If like me, you are one of the many of us suffer at the “hands of the weather” with barometric changes, rain, humidity, etc., you know how miserable it is and how hard that type of migraine trigger can be. Do you suffer with this type of trigger? I know how concerned I was knowing that a hurricane was coming our way, that I would be adversely affected by the weather change and would end up with a migraine. Luckily for me, that did not happen. Sometimes it does and at other time, like this one, the weather doesn’t trigger a migraine.
If you are impacted with atmospheric/barometric changes, finding this to be a migraine trigger for you, my heart goes out to you since this is also a trigger for me. Did you know that this is one of the most common migraine triggers? Studies have shown that 75% of migraine sufferers have migraines that are triggered by changes in the atmospheric pressure.
It is usually a lot simpler if you know your migraines are triggered by a specific food. Eliminating that specific food from your diet obviously helps. However, when a migraine is triggered by fluctuations in the barometric pressure or atmospheric changes, what do you do?
How Does Barometric Pressure Affect Migraine Sufferers?
There is not a definitive explanation as to why these types of headaches occur, but several suggestions have been made:
- A change in electrical charges in the atmosphere (positive ionization, for example, which is linked to the release of serotonin;
- A change in oxygen levels caused by low or high humidity. High humidity reduces oxygen levels, making it hard for us to receive the right amount of oxygen to function properly, and blood vessels expand or contract to compensate; and
- Pressure differences in air trapped in the inner ear or in blocked nasal cavities cause pain similar to sinus headaches.
Migraine triggers and symptoms of migraine need to be tracked so that you can learn how to better manage them and have insight into what your migraine triggers and symptoms are.
How Do You Cope with Barometric Pressure Migraines?
Sometimes, just knowing a migraine is on the way can help you ward off the symptoms by taking measure early in the cycle. This can include preventative medication, or natural remedies.
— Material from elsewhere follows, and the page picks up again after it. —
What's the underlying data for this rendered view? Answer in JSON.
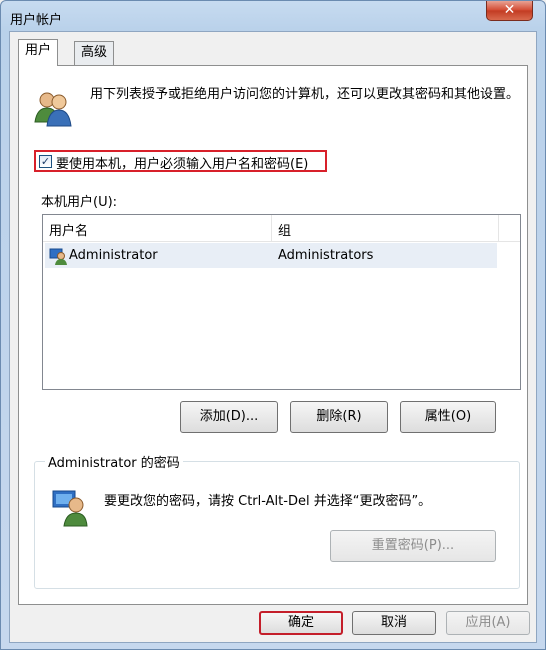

For example, if I know a weather change is coming, I take an extra magnesium tablet, make sure I am well hydrated, and make sure I am well rested.
Here are a few steps you can take to minimize the impact of the weather on your migraines.
- Monitor the weather (you can use your Smartphone/tablet or just watch the weather reports);
- Keep a weather migraine diary. If you are not sure to what extent weather patterns affect your migraines, keep track to help you identify common patterns;
- Control indoor humidity levels. Dehumidifiers can help to regular humidity levels in the home;
- If possible, avoid trigger situations like going out in high winds or extreme heat or cold;
- Stay hydrated. Hot, humid weather can lead to heat exhaustion as well as dehydration, both of which can lead to migraines and headaches. Sip water at regular intervals, and remember that by the time you are thirsty, you are already dehydrated;
- Stay well rested; and
- Try carrying some essential oils – like lavender, peppermint and some of the proprietary blends like Past Tense (check them out by clicking HERE.)
It’s not always easy to be able to stop the beginning of a migraine with unpredictable weather patterns, but if you incorporate some of these strategies into your life, you may be able to minimize the severity and even prevent the triggering of a migraine caused with barometric changes. In these types of situations, being well prepared can certainly work to your advantage.